The U.K.-based company faced a slap on the wrist for its marketing in the United Kingdom in July. This week, the company’s Australia division incurred a A$20,000 (nearly $16,000 U.S.) fine for misleading marketing.
The Queensland Office of Fair Trading, an Australian state agency, told Purplebricks it violated the 2014 Australian Consumer Law and the Property Occupations Act.
Australian consumers complained about misleading advertising that promised “low, fixed fees.” Consumers said they weren’t made aware that they had to pay their Purplebricks listing fee even if their property didn’t sell or services were canceled. Queensland also penalized Purplebricks for regulatory violations about where in Australia it had a bank account and use of its software.
The real estate startup charges a flat fee–$3,200 in the United States. In return, sellers get online listings, a local real estate agent working on their listing, and signage. The fee is paid before a home sells, and is not refunded if it doesn’t sell.
“Queenslanders have the right to expect that real estate agents will make accurate and honest agreements with their clients,” Queensland Fair Trading Acting Executive Director Craig Routledge said in a statement. “If real estate agents breach laws and industry regulations, the OFT will not hesitate to investigate and pursue if required.”
Purplebricks’ penalty in the United Kingdom was over advertising that touted “fees saved.” Both Australia and the United Kingdom run ads from Purplebricks with the theme “save yourself from commisery,” a play on “commissions” and “misery.”
U.S. Purplebricks ran similar ads, but instead of “commisery” only used the phrase “save yourself from real misery”–in part because Purplebricks can’t eliminate commission in the same way in the U.S. real estate market. U.K. and Australian real estate transactions don’t usually involve a commission paid to a buyers’ agent, while Purplebricks’ U.S. transactions still have to account for the buyers’ agent commission.
“We can’t use that word over here because it sets up the idea in people’s minds that there’s no commission at all,” Purplebricks U.S. Chief Marketing Officer Jonathan Adler told Inman in an interview. “It’s a different business model in the U.S. and we have to be really, really careful.”
Purplebricks’ U.K. division faced another crisis that its U.S. staff said would not extend stateside last month.
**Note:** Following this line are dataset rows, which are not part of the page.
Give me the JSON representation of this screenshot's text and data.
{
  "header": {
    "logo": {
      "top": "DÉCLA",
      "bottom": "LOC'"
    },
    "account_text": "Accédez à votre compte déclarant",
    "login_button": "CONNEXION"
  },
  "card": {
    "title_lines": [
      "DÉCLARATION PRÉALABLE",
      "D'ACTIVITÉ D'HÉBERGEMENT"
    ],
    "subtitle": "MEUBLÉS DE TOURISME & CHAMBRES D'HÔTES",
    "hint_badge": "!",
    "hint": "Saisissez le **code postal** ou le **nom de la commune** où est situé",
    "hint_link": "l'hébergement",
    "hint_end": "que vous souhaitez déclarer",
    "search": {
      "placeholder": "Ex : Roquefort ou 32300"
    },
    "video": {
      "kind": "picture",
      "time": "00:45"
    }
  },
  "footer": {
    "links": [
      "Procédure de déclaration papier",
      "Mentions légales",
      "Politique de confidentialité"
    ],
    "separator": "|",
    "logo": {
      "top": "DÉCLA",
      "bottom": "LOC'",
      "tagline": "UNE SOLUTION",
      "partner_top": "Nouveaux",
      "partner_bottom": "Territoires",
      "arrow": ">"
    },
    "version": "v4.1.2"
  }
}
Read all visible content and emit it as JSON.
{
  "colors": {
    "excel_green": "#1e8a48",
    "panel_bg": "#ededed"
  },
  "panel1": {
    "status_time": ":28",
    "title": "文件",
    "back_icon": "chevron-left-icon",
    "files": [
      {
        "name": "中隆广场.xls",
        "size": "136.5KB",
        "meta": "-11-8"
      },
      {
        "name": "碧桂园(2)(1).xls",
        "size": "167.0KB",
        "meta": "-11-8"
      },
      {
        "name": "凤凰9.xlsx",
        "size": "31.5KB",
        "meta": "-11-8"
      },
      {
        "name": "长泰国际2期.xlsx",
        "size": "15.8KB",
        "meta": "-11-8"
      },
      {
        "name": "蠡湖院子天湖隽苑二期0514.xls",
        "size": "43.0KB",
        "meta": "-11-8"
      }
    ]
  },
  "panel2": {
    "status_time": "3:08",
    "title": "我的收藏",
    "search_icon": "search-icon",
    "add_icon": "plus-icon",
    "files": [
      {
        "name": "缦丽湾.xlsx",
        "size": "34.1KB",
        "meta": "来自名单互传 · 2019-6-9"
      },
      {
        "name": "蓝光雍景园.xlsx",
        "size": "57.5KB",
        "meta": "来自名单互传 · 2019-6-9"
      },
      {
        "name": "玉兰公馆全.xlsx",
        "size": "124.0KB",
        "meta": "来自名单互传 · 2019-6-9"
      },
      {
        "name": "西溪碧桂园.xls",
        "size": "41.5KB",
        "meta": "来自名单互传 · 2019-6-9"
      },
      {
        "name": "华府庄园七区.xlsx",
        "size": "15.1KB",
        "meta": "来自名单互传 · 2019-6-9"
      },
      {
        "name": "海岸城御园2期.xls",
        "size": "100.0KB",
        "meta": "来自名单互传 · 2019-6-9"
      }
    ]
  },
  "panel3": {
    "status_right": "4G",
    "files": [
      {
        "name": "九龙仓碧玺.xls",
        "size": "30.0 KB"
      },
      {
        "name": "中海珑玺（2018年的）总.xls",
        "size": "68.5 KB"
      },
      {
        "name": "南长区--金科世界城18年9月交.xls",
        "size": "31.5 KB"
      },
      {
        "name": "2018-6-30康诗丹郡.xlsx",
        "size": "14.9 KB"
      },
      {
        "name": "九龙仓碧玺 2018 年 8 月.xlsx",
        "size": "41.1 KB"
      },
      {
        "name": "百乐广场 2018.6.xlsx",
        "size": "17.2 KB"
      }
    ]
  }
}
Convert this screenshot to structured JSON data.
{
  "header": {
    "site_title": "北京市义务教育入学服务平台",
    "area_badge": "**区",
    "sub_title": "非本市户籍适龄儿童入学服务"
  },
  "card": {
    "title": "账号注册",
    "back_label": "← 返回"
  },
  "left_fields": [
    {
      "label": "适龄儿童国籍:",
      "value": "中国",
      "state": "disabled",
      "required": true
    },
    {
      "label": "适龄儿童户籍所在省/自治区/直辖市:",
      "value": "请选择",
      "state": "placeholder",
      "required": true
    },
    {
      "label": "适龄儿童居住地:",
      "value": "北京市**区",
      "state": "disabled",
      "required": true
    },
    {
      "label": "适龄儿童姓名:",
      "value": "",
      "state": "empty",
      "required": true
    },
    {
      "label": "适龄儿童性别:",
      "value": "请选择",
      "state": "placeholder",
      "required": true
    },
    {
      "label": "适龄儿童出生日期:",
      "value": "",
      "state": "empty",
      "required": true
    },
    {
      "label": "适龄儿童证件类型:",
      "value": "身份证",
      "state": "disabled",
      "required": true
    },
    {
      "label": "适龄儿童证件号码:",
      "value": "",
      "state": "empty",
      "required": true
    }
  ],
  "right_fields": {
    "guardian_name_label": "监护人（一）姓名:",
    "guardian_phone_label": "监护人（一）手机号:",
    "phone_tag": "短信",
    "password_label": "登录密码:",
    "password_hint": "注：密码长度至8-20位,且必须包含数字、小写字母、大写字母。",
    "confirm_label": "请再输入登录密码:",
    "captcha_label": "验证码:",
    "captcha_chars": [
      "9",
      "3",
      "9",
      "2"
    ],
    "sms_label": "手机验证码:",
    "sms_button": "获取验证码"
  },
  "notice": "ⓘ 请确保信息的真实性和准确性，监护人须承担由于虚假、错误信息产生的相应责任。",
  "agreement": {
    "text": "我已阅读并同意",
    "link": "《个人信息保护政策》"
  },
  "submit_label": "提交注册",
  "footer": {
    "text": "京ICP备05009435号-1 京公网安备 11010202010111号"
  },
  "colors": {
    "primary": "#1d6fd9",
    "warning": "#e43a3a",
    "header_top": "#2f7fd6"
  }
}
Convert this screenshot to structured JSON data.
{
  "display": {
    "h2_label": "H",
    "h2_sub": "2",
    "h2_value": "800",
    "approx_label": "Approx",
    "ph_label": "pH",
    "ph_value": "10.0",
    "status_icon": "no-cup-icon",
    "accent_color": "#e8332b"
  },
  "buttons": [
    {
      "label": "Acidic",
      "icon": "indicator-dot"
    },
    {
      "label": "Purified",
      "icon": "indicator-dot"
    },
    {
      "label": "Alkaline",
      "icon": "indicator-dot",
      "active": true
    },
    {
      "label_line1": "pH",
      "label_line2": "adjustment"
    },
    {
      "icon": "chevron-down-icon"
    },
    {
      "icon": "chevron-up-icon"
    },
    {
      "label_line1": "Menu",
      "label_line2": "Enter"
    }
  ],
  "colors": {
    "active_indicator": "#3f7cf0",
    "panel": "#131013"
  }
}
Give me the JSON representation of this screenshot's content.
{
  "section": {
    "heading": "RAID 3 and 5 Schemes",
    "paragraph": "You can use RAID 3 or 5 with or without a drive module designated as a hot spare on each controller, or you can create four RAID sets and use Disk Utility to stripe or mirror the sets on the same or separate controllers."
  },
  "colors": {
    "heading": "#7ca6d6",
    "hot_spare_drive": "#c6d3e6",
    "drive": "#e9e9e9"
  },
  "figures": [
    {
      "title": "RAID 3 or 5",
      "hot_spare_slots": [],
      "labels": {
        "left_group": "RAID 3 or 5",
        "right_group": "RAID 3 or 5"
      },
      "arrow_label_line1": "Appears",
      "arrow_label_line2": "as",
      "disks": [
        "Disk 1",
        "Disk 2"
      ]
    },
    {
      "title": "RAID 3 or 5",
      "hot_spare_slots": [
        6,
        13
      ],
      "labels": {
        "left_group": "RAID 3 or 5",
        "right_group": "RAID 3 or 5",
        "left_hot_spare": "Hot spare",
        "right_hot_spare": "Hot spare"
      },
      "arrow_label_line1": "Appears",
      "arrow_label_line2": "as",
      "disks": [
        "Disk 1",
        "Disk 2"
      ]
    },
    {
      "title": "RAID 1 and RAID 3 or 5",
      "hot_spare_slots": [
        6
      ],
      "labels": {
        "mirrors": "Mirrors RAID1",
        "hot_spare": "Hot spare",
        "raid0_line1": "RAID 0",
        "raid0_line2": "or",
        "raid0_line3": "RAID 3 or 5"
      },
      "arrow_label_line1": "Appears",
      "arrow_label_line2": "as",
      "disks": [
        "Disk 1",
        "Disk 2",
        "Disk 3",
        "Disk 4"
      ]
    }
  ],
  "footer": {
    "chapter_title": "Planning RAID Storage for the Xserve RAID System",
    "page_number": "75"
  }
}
Research by the firm Jefferies found that Purplebricks only sold about 50 percent of the homes it listed, compared to the 78 percent advertised. Purplebricks denied those claims in the U.K., and experts speculated that the public nature of the U.S. multiple listing service system would keep a similar discrepancy from emerging here.
The concerns over marketing aren’t quite the same as sales discrepancies, especially since creative themes run through Purplebricks ads globally. But the startup is attempting to make sure its U.S. ads account for the realities of the American real estate market and its regulations.
And in Australia, Purplebricks has adjusted its wording in a “small segment of the market” in response to the penalties from the Queensland government, Purplebricks U.S. CEO Eric Eckardt told Inman.